··· STUDY MATERIAL ···

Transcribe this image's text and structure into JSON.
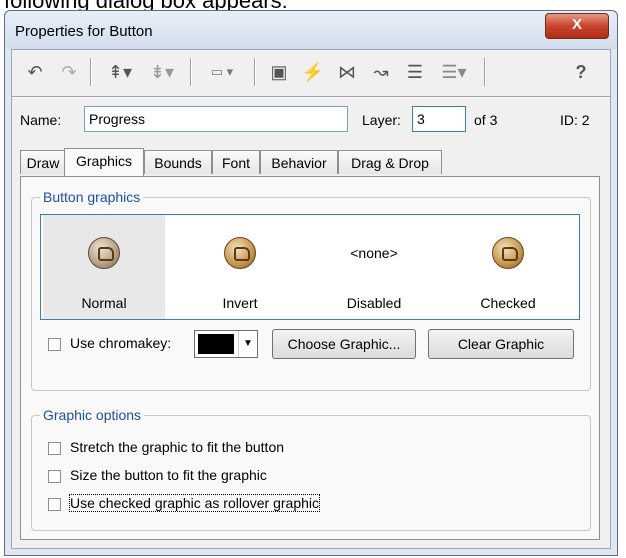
{
  "caption_above": "following dialog box appears:",
  "window": {
    "title": "Properties for Button",
    "close_label": "X"
  },
  "toolbar": {
    "icons": [
      "undo-icon",
      "redo-icon",
      "bring-forward-icon",
      "send-backward-icon",
      "align-icon",
      "properties-icon",
      "actions-icon",
      "connect-icon",
      "path-icon",
      "list-icon",
      "list-dropdown-icon",
      "help-icon"
    ],
    "help_label": "?"
  },
  "name_row": {
    "name_label": "Name:",
    "name_value": "Progress",
    "layer_label": "Layer:",
    "layer_value": "3",
    "of_text": "of 3",
    "id_text": "ID: 2"
  },
  "tabs": [
    "Draw",
    "Graphics",
    "Bounds",
    "Font",
    "Behavior",
    "Drag & Drop"
  ],
  "active_tab": "Graphics",
  "button_graphics": {
    "legend": "Button graphics",
    "slots": [
      {
        "label": "Normal",
        "has_graphic": true,
        "selected": true
      },
      {
        "label": "Invert",
        "has_graphic": true,
        "selected": false
      },
      {
        "label": "Disabled",
        "has_graphic": false,
        "none_text": "<none>",
        "selected": false
      },
      {
        "label": "Checked",
        "has_graphic": true,
        "selected": false
      }
    ],
    "chromakey_label": "Use chromakey:",
    "chromakey_checked": false,
    "chromakey_color": "#000000",
    "choose_button": "Choose Graphic...",
    "clear_button": "Clear Graphic"
  },
  "graphic_options": {
    "legend": "Graphic options",
    "options": [
      {
        "label": "Stretch the graphic to fit the button",
        "checked": false
      },
      {
        "label": "Size the button to fit the graphic",
        "checked": false
      },
      {
        "label": "Use checked graphic as rollover graphic",
        "checked": false
      }
    ]
  }
}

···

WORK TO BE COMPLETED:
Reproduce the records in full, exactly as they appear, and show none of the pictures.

TASK ANSWER:
Transcribe this image's text and structure into JSON.
{
  "caption_above": "following dialog box appears:",
  "window": {
    "title": "Properties for Button",
    "close_label": "X"
  },
  "toolbar": {
    "icons": [
      "undo-icon",
      "redo-icon",
      "bring-forward-icon",
      "send-backward-icon",
      "align-icon",
      "properties-icon",
      "actions-icon",
      "connect-icon",
      "path-icon",
      "list-icon",
      "list-dropdown-icon",
      "help-icon"
    ],
    "help_label": "?"
  },
  "name_row": {
    "name_label": "Name:",
    "name_value": "Progress",
    "layer_label": "Layer:",
    "layer_value": "3",
    "of_text": "of 3",
    "id_text": "ID: 2"
  },
  "tabs": [
    "Draw",
    "Graphics",
    "Bounds",
    "Font",
    "Behavior",
    "Drag & Drop"
  ],
  "active_tab": "Graphics",
  "button_graphics": {
    "legend": "Button graphics",
    "slots": [
      {
        "label": "Normal",
        "has_graphic": true,
        "selected": true
      },
      {
        "label": "Invert",
        "has_graphic": true,
        "selected": false
      },
      {
        "label": "Disabled",
        "has_graphic": false,
        "none_text": "<none>",
        "selected": false
      },
      {
        "label": "Checked",
        "has_graphic": true,
        "selected": false
      }
    ],
    "chromakey_label": "Use chromakey:",
    "chromakey_checked": false,
    "chromakey_color": "#000000",
    "choose_button": "Choose Graphic...",
    "clear_button": "Clear Graphic"
  },
  "graphic_options": {
    "legend": "Graphic options",
    "options": [
      {
        "label": "Stretch the graphic to fit the button",
        "checked": false
      },
      {
        "label": "Size the button to fit the graphic",
        "checked": false
      },
      {
        "label": "Use checked graphic as rollover graphic",
        "checked": false
      }
    ]
  }
}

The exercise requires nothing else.